Newswise — AUSTIN, Texas — October is Breast Cancer Awareness and Health Literacy Month. Researchers at The University of Texas at Austin are available to discuss their research on detecting and coping with breast cancer, as well as research that may improve health literacy and enable people to make informed decisions about their overall health and help lower health care costs.
Adams focuses on increasing African American women's participation in breast cancer screenings. As project director of a Texas Cancer Council initiative, she developed a community-based outreach program to encourage minority women's participation in early detection and follow-up services.
Mammary Gland Development and Breast CancerCarla Van Den Berg, associate professor of firstname.lastname@example.orgPublic Affairs contact: Tim Green, 512-475-6596, email@example.com
Van Den Berg studies the processes of normal mammary gland development and breast cancer. Her breast cancer studies focus on several aspects of breast cancer development and metastasis. See an explanation of her research at http://www.utexas.edu/pharmacy/divisions/pharmtox/faculty/vandenberg.html
Communicating about Cancer with Family and OthersErin Donovan-Kicken, assistant professor of communication firstname.lastname@example.orgPublic Affairs contact: Erin Geisler, 512-475-8071, email@example.comDonovan-Kicken researches how people use communication strategies to cope with cancer, specifically the management of sensitive information and difficult conversations with loved ones and professionals. She also has expertise in processes of disclosure, topic avoidance, uncertainty management, social support and persuasion in a variety of health contexts. How do People Seek Information about Cancer and Cancer Prevention?LeeAnn Kahlor, associate professor of firstname.lastname@example.orgPublic Affairs contact: Erin Geisler, 512-475-8071, email@example.com
Kahlor's primary research interest is in health and environmental risk communication with an emphasis on information seeking and processing. Her most recent projects focus on cancer risk information seeking and general health risk information seeking, among other topics.
Influencing Low-Health Literate AudiencesMichael Mackert, assistant professor of advertisingMackert@mail.utexas.edu512-471-8558Public Affairs contact: Erin Geisler, 512-475-8071, firstname.lastname@example.org
Mackert researches how low health-literate audiences find, process and then act on health information. He is currently investigating how to design health promotion campaigns, such as for folic acid use and hand washing, to reach these audiences. Read more about his research online: http://www.utexas.edu/features/2011/09/26/health_literacy/

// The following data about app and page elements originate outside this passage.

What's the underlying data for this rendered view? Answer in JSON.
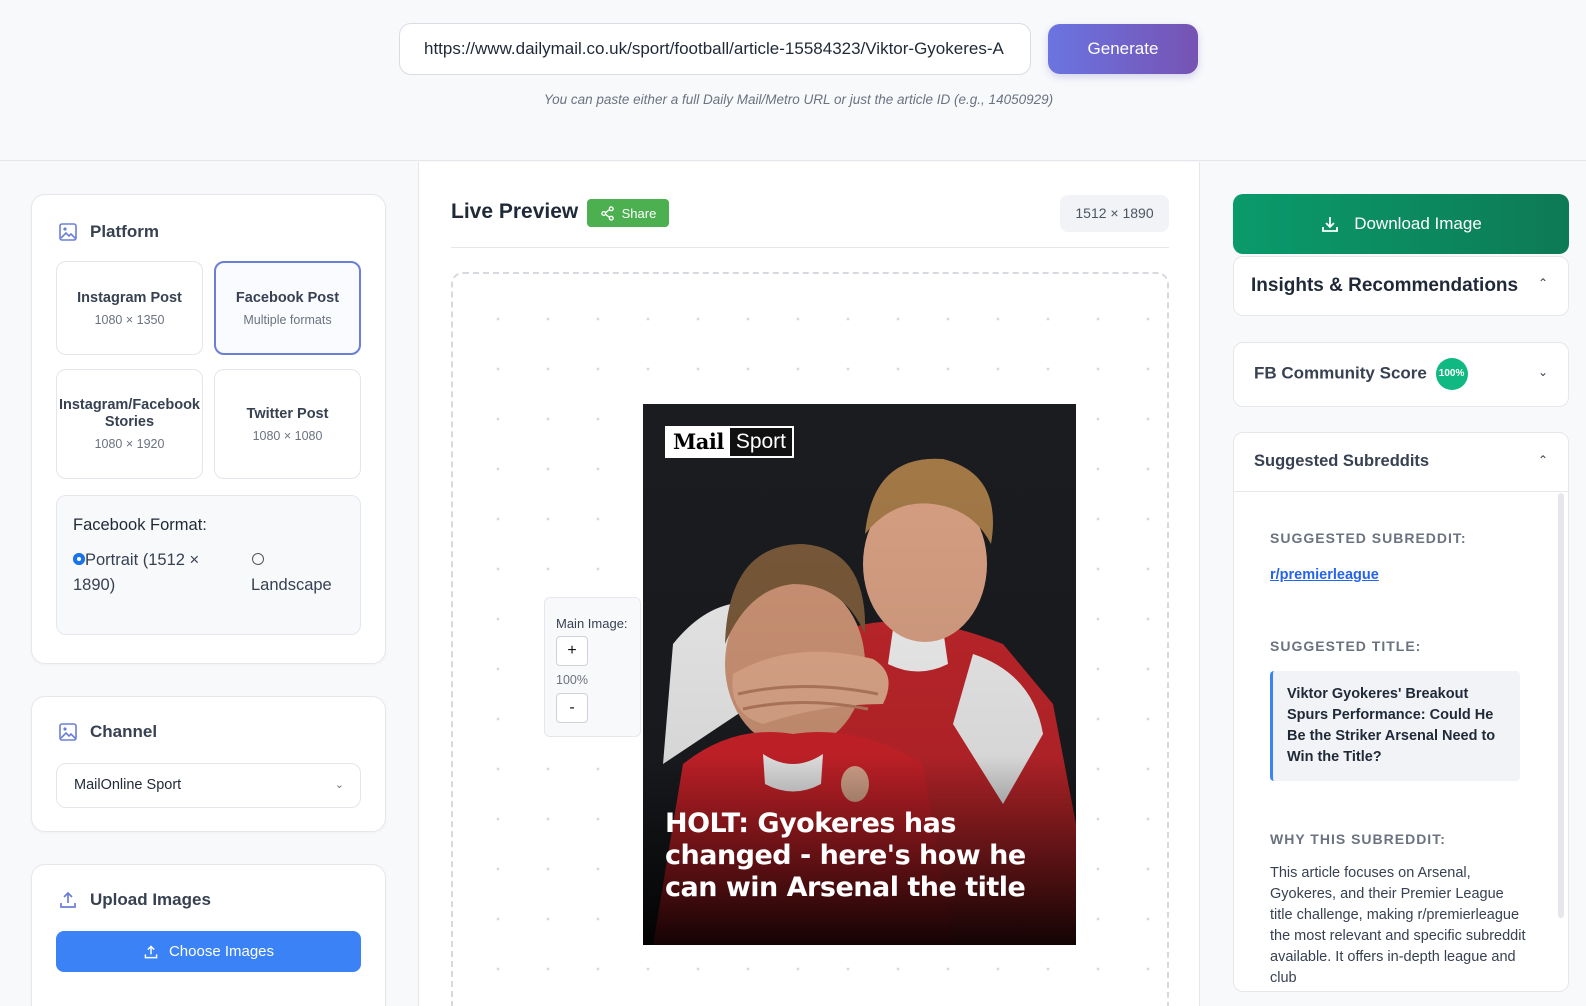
{
  "header": {
    "url_value": "https://www.dailymail.co.uk/sport/football/article-15584323/Viktor-Gyokeres-A",
    "generate_label": "Generate",
    "hint": "You can paste either a full Daily Mail/Metro URL or just the article ID (e.g., 14050929)"
  },
  "platform": {
    "title": "Platform",
    "options": [
      {
        "name": "Instagram Post",
        "sub": "1080 × 1350",
        "active": false
      },
      {
        "name": "Facebook Post",
        "sub": "Multiple formats",
        "active": true
      },
      {
        "name": "Instagram/Facebook Stories",
        "sub": "1080 × 1920",
        "active": false
      },
      {
        "name": "Twitter Post",
        "sub": "1080 × 1080",
        "active": false
      }
    ],
    "fb_format": {
      "label": "Facebook Format:",
      "portrait": "Portrait (1512 × 1890)",
      "landscape": "Landscape",
      "selected": "portrait"
    }
  },
  "channel": {
    "title": "Channel",
    "selected": "MailOnline Sport"
  },
  "upload": {
    "title": "Upload Images",
    "button": "Choose Images"
  },
  "preview": {
    "title": "Live Preview",
    "share": "Share",
    "dims": "1512 × 1890",
    "zoom_label": "Main Image:",
    "zoom_in": "+",
    "zoom_value": "100%",
    "zoom_out": "-",
    "logo_left": "Mail",
    "logo_right": "Sport",
    "headline": "HOLT: Gyokeres has changed - here's how he can win Arsenal the title"
  },
  "right": {
    "download": "Download Image",
    "insights_title": "Insights & Recommendations",
    "fb_score_label": "FB Community Score",
    "fb_score_value": "100%",
    "subreddits_title": "Suggested Subreddits",
    "suggested_subreddit_head": "SUGGESTED SUBREDDIT:",
    "subreddit": "r/premierleague",
    "suggested_title_head": "SUGGESTED TITLE:",
    "suggested_title": "Viktor Gyokeres' Breakout Spurs Performance: Could He Be the Striker Arsenal Need to Win the Title?",
    "why_head": "WHY THIS SUBREDDIT:",
    "why_text": "This article focuses on Arsenal, Gyokeres, and their Premier League title challenge, making r/premierleague the most relevant and specific subreddit available. It offers in-depth league and club"
  },
  "colors": {
    "accent_blue": "#3b82f6",
    "generate_gradient": "#6b74e0",
    "download_green": "#0a9b6b",
    "share_green": "#4caf50",
    "score_green": "#10b981"
  }
}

Love studies how media coverage and use of social media influence medical care, particularly within the cancer community. For example, he's currently studying why young adults use online support communities and how that affects their health and quality of life outcomes. Similarly, he is looking at how people use Twitter to spread health information and what kind of information they choose to spread.
Stout's research focuses on viewer response to persuasive messages and advertising, with particular attention to individuals' emotional response to advertising and health-promotion messages. She is interested in the role of social marketing and the effectiveness of health communication.